In the previous blog post, I mentioned finding a strange-looking piece of driftwood on a North Carolina beach one day, which I saved and eventually used as a model for a peculiar spaceborn object in my novel. Here’s a picture of it, with colored directional lighting for illumination and the background darkened out (using Microsoft Paint and not Photoshop, where I’m sure it would have been a lot easier).
The wood was black as tar when I found it and downright ugly, pock-marked and infested with marine growth and scurrying critters. I didn’t want to touch it—but I knew I wanted it! The labyrinthine hollows and curves, the holes that led inward into “caves,” the delicate and bony arches, the vague and disturbing Rorschach associations, the overall sense of massive abuse, and the feel of being ruthlessly pulled inside-out—all this was appealing. I imagined it as some vast asteroid which could hide a pirate’s fleet, or where you could explore for years and never find all that was hid (a civilization could be buried in there), or a setting for some military skirmish where thousands of hiding places would make tactics and deployment very dangerous. (It could be 3D scanned and made into a setting for a potential video game: “War in the Labyrinth!”) I knew I could use it.
Here’s another angle, with more sinister lighting:
All of these pictures (I took several more) I sent to my cover artist, Bradley Sharp, as reference material, and a stylized modification appears on the cover as the dark object in the center (see posting 14 in this blog, or http://dogstarbooks.blogspot.com/2014/03/cover-man-who-loved-alien-landscapes-by.html,). Though these visuals, in both the cover and my photos, are ambiguous enough, I knew no painting or photograph could convey the ambiguity one could suggest with just words. The words would take any attempt at quaint, quick visualization and explode it with references to Kaluza-Klein and Calibi-Yau structures, suggestive names like “fist of thorns,” metaphors like “melting fingers,” and elusive lines like “it reminded you of a visual representation of a mathematical theorem that had gotten out of hand.”
As you can see, I was enjoying myself.
The point of all this? Never reject the moment of inspiration. When it’s offered to you, go for it! That object when I first saw it in the wet sand was drop-dead hideous, like thickened black slime or the snot of a whale, and I didn’t have surgical gloves for handling it. I was afraid tentacles might shoot out and lock my hands, pulling them into a tooth-lined parrot’s beak—a genre writer’s high-key imagination, you know! But I was sure it had wondrous possibilities.
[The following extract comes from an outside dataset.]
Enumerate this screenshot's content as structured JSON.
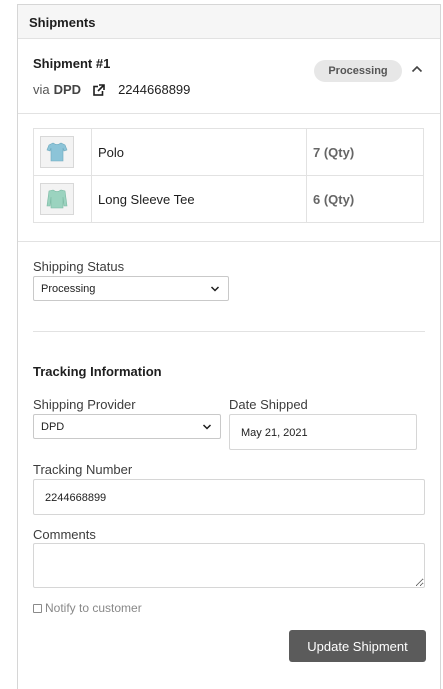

As Henry James said, to be a writer you should be a person “on whom nothing is lost.”
So I took it, debating on the wisdom the whole way back to where we stayed, and I left it on the deck to dry in the sun. It faded somewhat to a drab brown crusted with white, still unattractive but not as grisly as the hardened lava look. And, except for the spiders that soon emerged and quickly abandoned it, nothing came out to bite me or suck my blood. And I knew, I was certain, this would be used in a future story.
And it was. The object—or at least what the object inspired and evolved into—has a star position in The Man Who Loved Alien Landscapes.
I leave you with one last impression, which really brings out the lurking sense of a demon mask. (But flip it instead and you get a landscape in grim distress. Ah, the possibilities!)
Find that inspiration, folks!